Esteva’s final lecture on Friday, Oct. 11 was titled “Escaping the Ivory Tower: Insurgent Research and the Autonomous Production of Knowledge.” He argued that what modern-era intellectuals accept as the truth is not necessarily something that is right, but rather something that is widely affirmed. The twenty-first century, he believes, is bringing about more intellectuals who are questioning both conventional norms and their own presuppositions.
“No serious scientist in the twentieth-century would ever say, ‘I know,’” Esteva said. “In contrast, a nineteenth-century scientist would say ‘If A is true, then B is also true.’”

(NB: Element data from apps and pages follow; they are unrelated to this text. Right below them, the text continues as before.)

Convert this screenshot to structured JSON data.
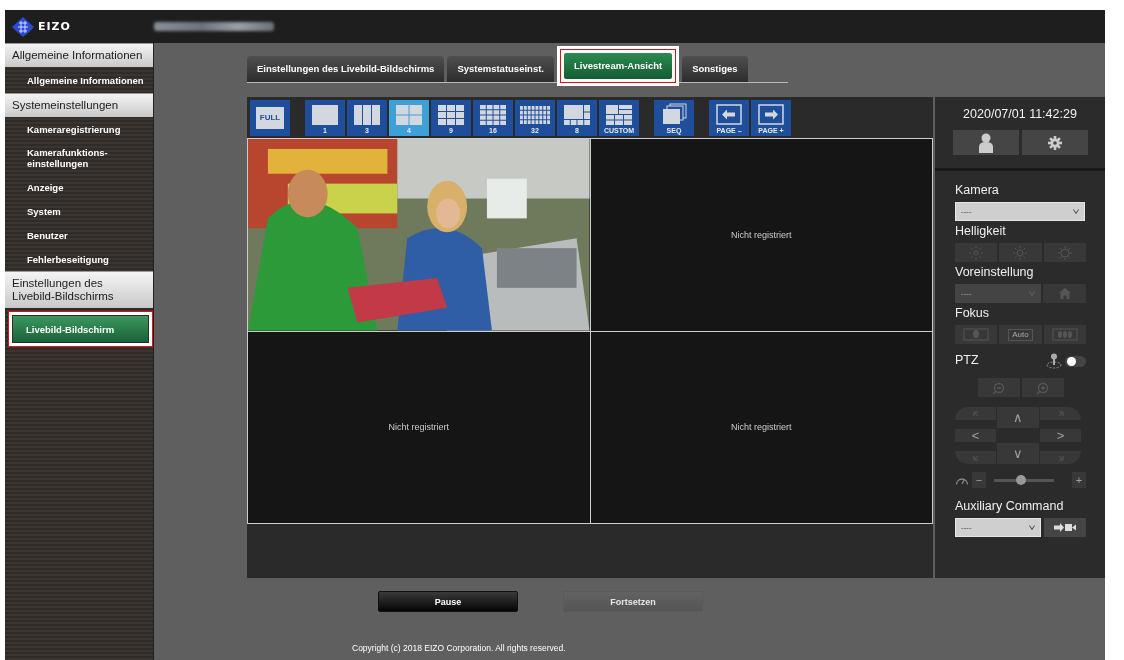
{
  "header": {
    "logo": "EIZO"
  },
  "sidebar": {
    "sections": [
      {
        "title": "Allgemeine Informationen",
        "items": [
          {
            "label": "Allgemeine Informationen",
            "selected": false,
            "highlighted": false
          }
        ]
      },
      {
        "title": "Systemeinstellungen",
        "items": [
          {
            "label": "Kameraregistrierung",
            "selected": false,
            "highlighted": false
          },
          {
            "label": "Kamerafunktions-einstellungen",
            "selected": false,
            "highlighted": false
          },
          {
            "label": "Anzeige",
            "selected": false,
            "highlighted": false
          },
          {
            "label": "System",
            "selected": false,
            "highlighted": false
          },
          {
            "label": "Benutzer",
            "selected": false,
            "highlighted": false
          },
          {
            "label": "Fehlerbeseitigung",
            "selected": false,
            "highlighted": false
          }
        ]
      },
      {
        "title": "Einstellungen des Livebild-Bildschirms",
        "items": [
          {
            "label": "Livebild-Bildschirm",
            "selected": true,
            "highlighted": true
          }
        ]
      }
    ]
  },
  "tabs": [
    {
      "label": "Einstellungen des Livebild-Bildschirms",
      "selected": false,
      "highlighted": false
    },
    {
      "label": "Systemstatuseinst.",
      "selected": false,
      "highlighted": false
    },
    {
      "label": "Livestream-Ansicht",
      "selected": true,
      "highlighted": true
    },
    {
      "label": "Sonstiges",
      "selected": false,
      "highlighted": false
    }
  ],
  "toolbar": {
    "buttons": [
      {
        "kind": "full",
        "label": "FULL",
        "selected": false
      },
      {
        "kind": "single",
        "label": "1",
        "selected": false
      },
      {
        "kind": "split3",
        "label": "3",
        "selected": false
      },
      {
        "kind": "quad",
        "label": "4",
        "selected": true
      },
      {
        "kind": "grid9",
        "label": "9",
        "selected": false
      },
      {
        "kind": "grid16",
        "label": "16",
        "selected": false
      },
      {
        "kind": "grid32",
        "label": "32",
        "selected": false
      },
      {
        "kind": "split8",
        "label": "8",
        "selected": false
      },
      {
        "kind": "custom",
        "label": "CUSTOM",
        "selected": false
      },
      {
        "kind": "seq",
        "label": "SEQ",
        "selected": false
      },
      {
        "kind": "page-prev",
        "label": "PAGE –",
        "selected": false
      },
      {
        "kind": "page-next",
        "label": "PAGE +",
        "selected": false
      }
    ]
  },
  "video_grid": {
    "cells": [
      {
        "kind": "picture"
      },
      {
        "kind": "empty",
        "text": "Nicht registriert"
      },
      {
        "kind": "empty",
        "text": "Nicht registriert"
      },
      {
        "kind": "empty",
        "text": "Nicht registriert"
      }
    ]
  },
  "control_panel": {
    "datetime": "2020/07/01 11:42:29",
    "camera": {
      "label": "Kamera",
      "value": "----",
      "disabled": false
    },
    "brightness": {
      "label": "Helligkeit",
      "disabled": true
    },
    "preset": {
      "label": "Voreinstellung",
      "value": "----",
      "disabled": true
    },
    "focus": {
      "label": "Fokus",
      "auto_label": "Auto",
      "disabled": true
    },
    "ptz": {
      "label": "PTZ",
      "joystick_on": false,
      "disabled": true,
      "up": "∧",
      "down": "∨",
      "left": "<",
      "right": ">",
      "minus": "−",
      "plus": "+",
      "level": 0.45
    },
    "auxiliary": {
      "label": "Auxiliary Command",
      "value": "----",
      "disabled": false
    }
  },
  "actions": [
    {
      "label": "Pause",
      "disabled": false
    },
    {
      "label": "Fortsetzen",
      "disabled": true
    }
  ],
  "footer": {
    "copyright": "Copyright (c) 2018 EIZO Corporation. All rights reserved."
  }
}
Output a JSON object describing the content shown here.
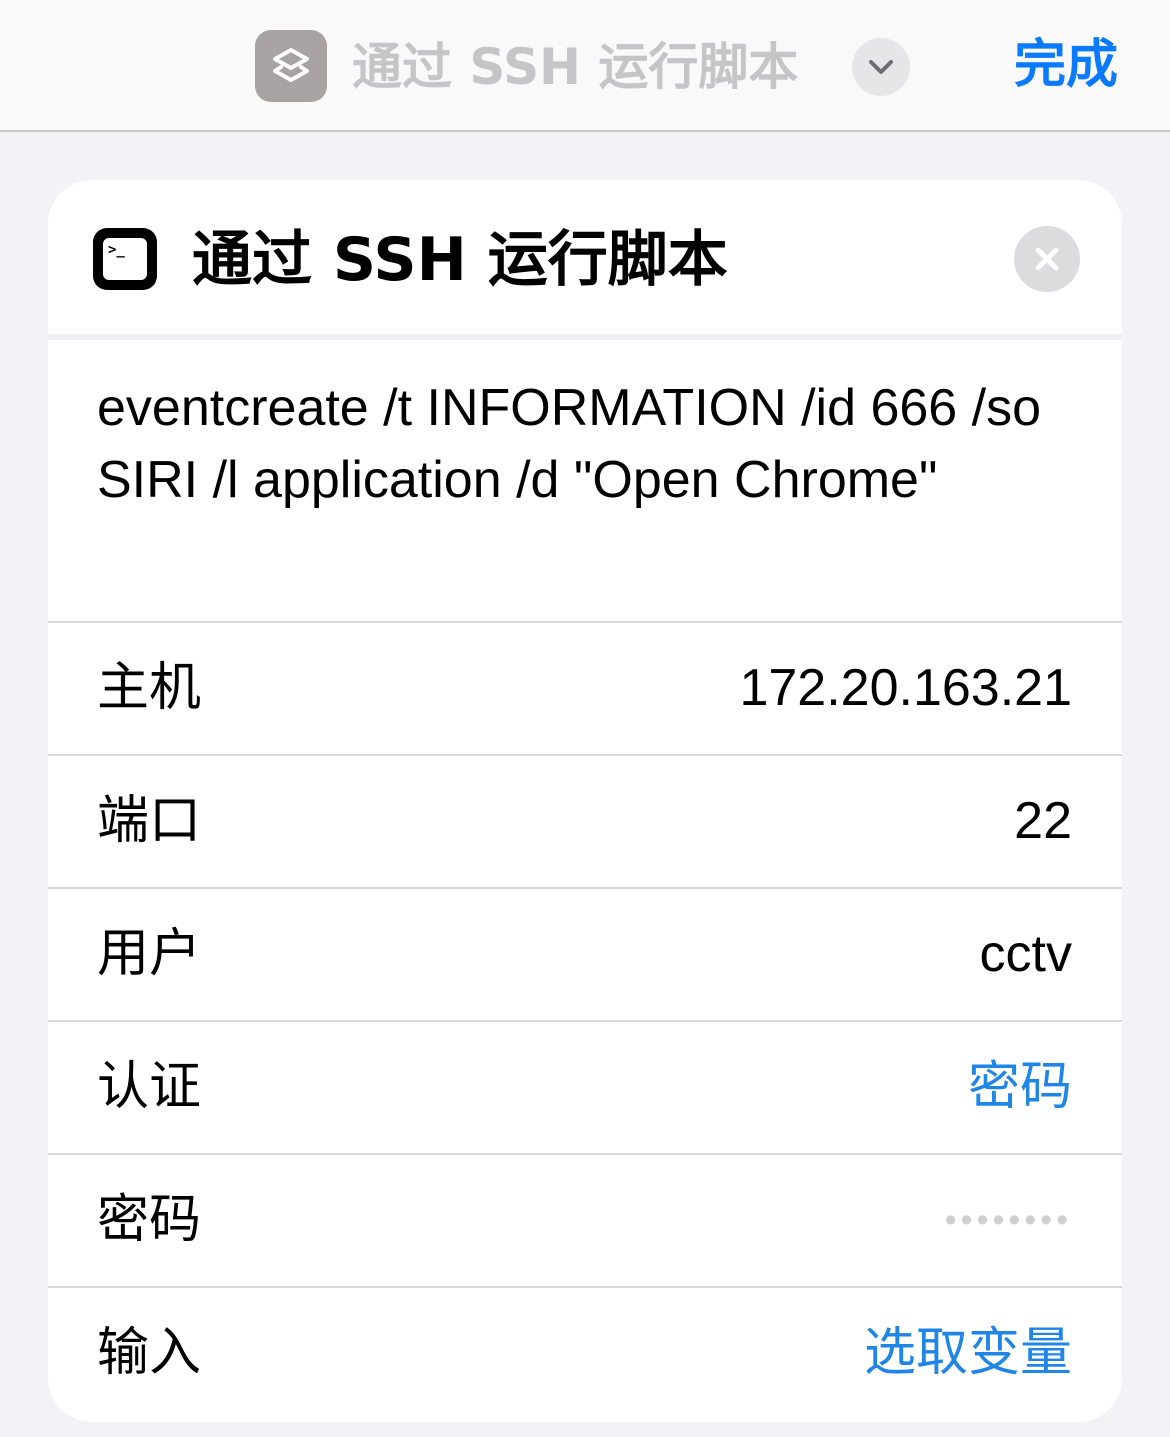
{
  "nav": {
    "title": "通过 SSH 运行脚本",
    "done_label": "完成",
    "app_icon": "shortcuts-layers-icon",
    "chevron_icon": "chevron-down-icon"
  },
  "action": {
    "icon": "terminal-icon",
    "icon_prompt": ">_",
    "title": "通过 SSH 运行脚本",
    "close_icon": "close-icon",
    "script": "eventcreate /t INFORMATION /id 666 /so SIRI /l application /d \"Open Chrome\""
  },
  "fields": [
    {
      "label": "主机",
      "value": "172.20.163.21"
    },
    {
      "label": "端口",
      "value": "22"
    },
    {
      "label": "用户",
      "value": "cctv"
    },
    {
      "label": "认证",
      "value": "密码"
    },
    {
      "label": "密码",
      "value": "••••••••"
    },
    {
      "label": "输入",
      "value": "选取变量"
    }
  ],
  "colors": {
    "accent": "#0a7aff",
    "link": "#1f86e8",
    "background": "#f2f2f7"
  }
}
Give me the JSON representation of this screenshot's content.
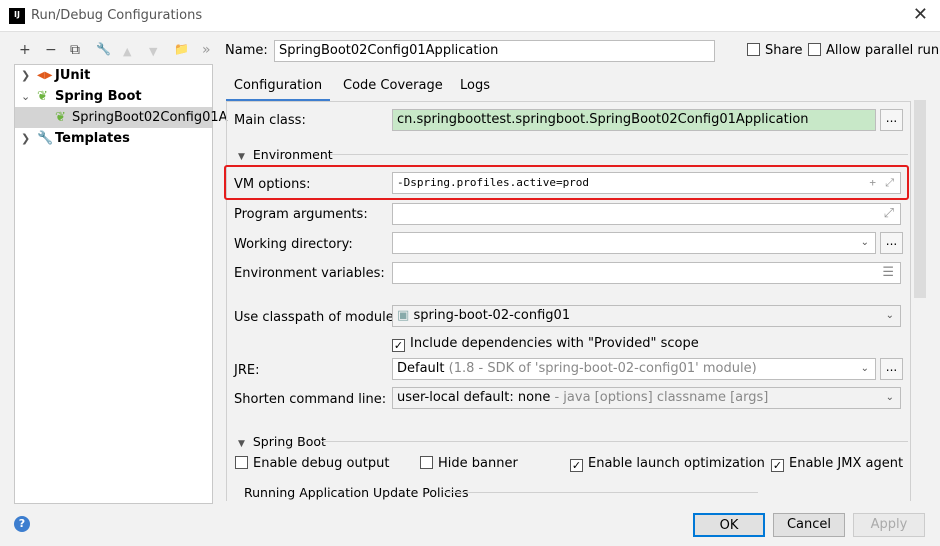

Esteva concluded this lecture by discussing the current government shutdown. Without a functional government system, Esteva argued, Americans are forced to take responsibility for their own individual actions. Similarly, he said, if the government refused to clear sewage in an urban environment, citizens would fail to adequately dispose of their own waste.
Mitchell found this analogy particularly jarring.
“It was so shocking yet so everyday because it was funny and vulgar,” she said. “He didn’t need to use huge words like hegemony or phrases like ‘discourse of power structures’ to get his point across.”
Esteva’s lectures were consistently well attended and received positive feedback from members of the student body. In an interview with The Argus, Esteva noted that if he were to emphasize one point about the Zapitistas, it would be that the members of their communities are ordinary men and women.
“For me, being at Wesleyan is an important intercultural encounter and opportunity for working together and building on relationships,” Esteva said. “It’s incredible to me how much is happening outside the U.S. that you [students] don’t know about. This is a new kind of revolution. It’s amazing that more people here don’t know about it.”